Radiology. 2017 Dec;285(3):719-720. doi: 10.1148/radiol.2017171734. Kahn CE Jr1.

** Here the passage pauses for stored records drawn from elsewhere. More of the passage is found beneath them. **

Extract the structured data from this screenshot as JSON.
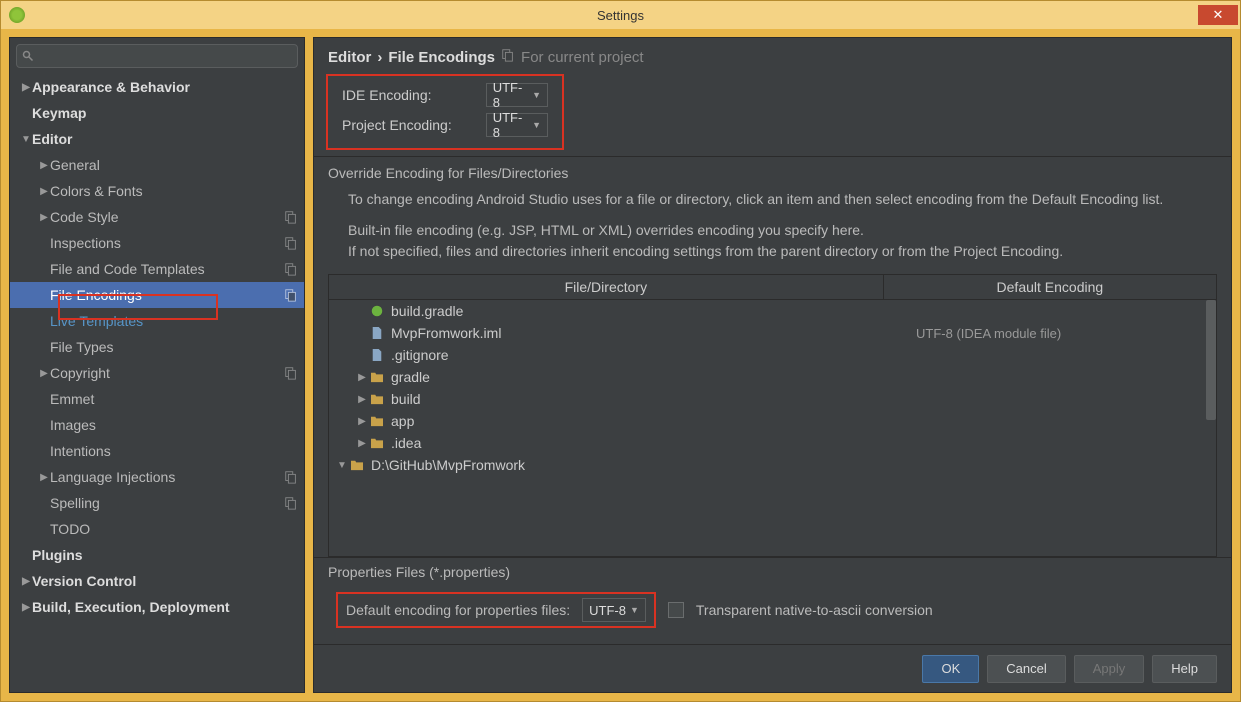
{
  "window": {
    "title": "Settings"
  },
  "sidebar": {
    "search_placeholder": "",
    "items": [
      {
        "label": "Appearance & Behavior",
        "depth": 0,
        "arrow": "▶",
        "bold": true
      },
      {
        "label": "Keymap",
        "depth": 0,
        "arrow": "",
        "bold": true
      },
      {
        "label": "Editor",
        "depth": 0,
        "arrow": "▼",
        "bold": true
      },
      {
        "label": "General",
        "depth": 1,
        "arrow": "▶"
      },
      {
        "label": "Colors & Fonts",
        "depth": 1,
        "arrow": "▶"
      },
      {
        "label": "Code Style",
        "depth": 1,
        "arrow": "▶",
        "copy": true
      },
      {
        "label": "Inspections",
        "depth": 1,
        "arrow": "",
        "copy": true
      },
      {
        "label": "File and Code Templates",
        "depth": 1,
        "arrow": "",
        "copy": true
      },
      {
        "label": "File Encodings",
        "depth": 1,
        "arrow": "",
        "copy": true,
        "selected": true,
        "modified": true
      },
      {
        "label": "Live Templates",
        "depth": 1,
        "arrow": "",
        "modified": true
      },
      {
        "label": "File Types",
        "depth": 1,
        "arrow": ""
      },
      {
        "label": "Copyright",
        "depth": 1,
        "arrow": "▶",
        "copy": true
      },
      {
        "label": "Emmet",
        "depth": 1,
        "arrow": ""
      },
      {
        "label": "Images",
        "depth": 1,
        "arrow": ""
      },
      {
        "label": "Intentions",
        "depth": 1,
        "arrow": ""
      },
      {
        "label": "Language Injections",
        "depth": 1,
        "arrow": "▶",
        "copy": true
      },
      {
        "label": "Spelling",
        "depth": 1,
        "arrow": "",
        "copy": true
      },
      {
        "label": "TODO",
        "depth": 1,
        "arrow": ""
      },
      {
        "label": "Plugins",
        "depth": 0,
        "arrow": "",
        "bold": true
      },
      {
        "label": "Version Control",
        "depth": 0,
        "arrow": "▶",
        "bold": true
      },
      {
        "label": "Build, Execution, Deployment",
        "depth": 0,
        "arrow": "▶",
        "bold": true
      }
    ]
  },
  "breadcrumb": {
    "parent": "Editor",
    "sep": "›",
    "current": "File Encodings",
    "scope": "For current project"
  },
  "fields": {
    "ide_label": "IDE Encoding:",
    "ide_value": "UTF-8",
    "project_label": "Project Encoding:",
    "project_value": "UTF-8"
  },
  "override": {
    "title": "Override Encoding for Files/Directories",
    "p1": "To change encoding Android Studio uses for a file or directory, click an item and then select encoding from the Default Encoding list.",
    "p2a": "Built-in file encoding (e.g. JSP, HTML or XML) overrides encoding you specify here.",
    "p2b": "If not specified, files and directories inherit encoding settings from the parent directory or from the Project Encoding."
  },
  "table": {
    "col1": "File/Directory",
    "col2": "Default Encoding",
    "rows": [
      {
        "label": "D:\\GitHub\\MvpFromwork",
        "depth": 0,
        "arrow": "▼",
        "icon": "folder"
      },
      {
        "label": ".idea",
        "depth": 1,
        "arrow": "▶",
        "icon": "folder"
      },
      {
        "label": "app",
        "depth": 1,
        "arrow": "▶",
        "icon": "folder"
      },
      {
        "label": "build",
        "depth": 1,
        "arrow": "▶",
        "icon": "folder"
      },
      {
        "label": "gradle",
        "depth": 1,
        "arrow": "▶",
        "icon": "folder"
      },
      {
        "label": ".gitignore",
        "depth": 1,
        "arrow": "",
        "icon": "file"
      },
      {
        "label": "MvpFromwork.iml",
        "depth": 1,
        "arrow": "",
        "icon": "file",
        "enc": "UTF-8 (IDEA module file)"
      },
      {
        "label": "build.gradle",
        "depth": 1,
        "arrow": "",
        "icon": "green"
      }
    ]
  },
  "props": {
    "title": "Properties Files (*.properties)",
    "label": "Default encoding for properties files:",
    "value": "UTF-8",
    "checkbox_label": "Transparent native-to-ascii conversion"
  },
  "buttons": {
    "ok": "OK",
    "cancel": "Cancel",
    "apply": "Apply",
    "help": "Help"
  }
}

The field of artificial intelligence (AI) offers opportunities to improve the speed, accuracy, and quality of image interpretation and diagnosis in radiology. Advances in computing technology have enabled new and vastly more powerful tools to be brought to bear on medical images. The graphics processing unit (a specialized electronic circuit that arose to meet the needs of video games) uses highly parallel computing processes to speed up computations over large collections of data. It turns out that graphics processing units are surprisingly well-suited to the needs of so-called machine learning, a form of AI in that computers learn to classify images and other data. Graphics processing unit technology has enabled deep learning, an approach in which multiple layers of artificial neural networks are stacked one atop another to process imaging and clinical data (1). The architecture of such networks resembles that of the human visual cortex: The initial layers process simple features such as edges, and subsequent layers combine these features to recognize more complex features.